[Dataset rows describing interfaces]
──────────
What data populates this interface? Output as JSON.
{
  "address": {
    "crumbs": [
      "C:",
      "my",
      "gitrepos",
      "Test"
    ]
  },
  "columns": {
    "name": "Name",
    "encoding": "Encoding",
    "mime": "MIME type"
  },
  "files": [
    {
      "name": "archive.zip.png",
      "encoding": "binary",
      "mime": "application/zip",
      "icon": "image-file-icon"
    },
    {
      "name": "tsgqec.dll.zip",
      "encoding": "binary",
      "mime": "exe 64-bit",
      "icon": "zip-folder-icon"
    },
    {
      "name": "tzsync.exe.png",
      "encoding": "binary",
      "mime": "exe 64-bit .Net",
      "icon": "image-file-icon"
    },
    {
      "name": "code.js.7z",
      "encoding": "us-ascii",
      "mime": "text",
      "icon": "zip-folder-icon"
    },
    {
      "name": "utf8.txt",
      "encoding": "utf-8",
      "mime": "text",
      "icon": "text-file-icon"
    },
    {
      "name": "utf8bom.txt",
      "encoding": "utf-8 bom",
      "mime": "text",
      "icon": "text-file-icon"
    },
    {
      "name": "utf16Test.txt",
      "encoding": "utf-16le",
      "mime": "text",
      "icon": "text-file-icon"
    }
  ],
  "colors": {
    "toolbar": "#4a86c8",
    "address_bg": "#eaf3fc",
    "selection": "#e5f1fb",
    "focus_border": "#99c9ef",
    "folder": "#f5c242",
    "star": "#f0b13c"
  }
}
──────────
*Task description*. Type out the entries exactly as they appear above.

*Solved exercise*.
What data populates this interface? Output as JSON.
{
  "address": {
    "crumbs": [
      "C:",
      "my",
      "gitrepos",
      "Test"
    ]
  },
  "columns": {
    "name": "Name",
    "encoding": "Encoding",
    "mime": "MIME type"
  },
  "files": [
    {
      "name": "archive.zip.png",
      "encoding": "binary",
      "mime": "application/zip",
      "icon": "image-file-icon"
    },
    {
      "name": "tsgqec.dll.zip",
      "encoding": "binary",
      "mime": "exe 64-bit",
      "icon": "zip-folder-icon"
    },
    {
      "name": "tzsync.exe.png",
      "encoding": "binary",
      "mime": "exe 64-bit .Net",
      "icon": "image-file-icon"
    },
    {
      "name": "code.js.7z",
      "encoding": "us-ascii",
      "mime": "text",
      "icon": "zip-folder-icon"
    },
    {
      "name": "utf8.txt",
      "encoding": "utf-8",
      "mime": "text",
      "icon": "text-file-icon"
    },
    {
      "name": "utf8bom.txt",
      "encoding": "utf-8 bom",
      "mime": "text",
      "icon": "text-file-icon"
    },
    {
      "name": "utf16Test.txt",
      "encoding": "utf-16le",
      "mime": "text",
      "icon": "text-file-icon"
    }
  ],
  "colors": {
    "toolbar": "#4a86c8",
    "address_bg": "#eaf3fc",
    "selection": "#e5f1fb",
    "focus_border": "#99c9ef",
    "folder": "#f5c242",
    "star": "#f0b13c"
  }
}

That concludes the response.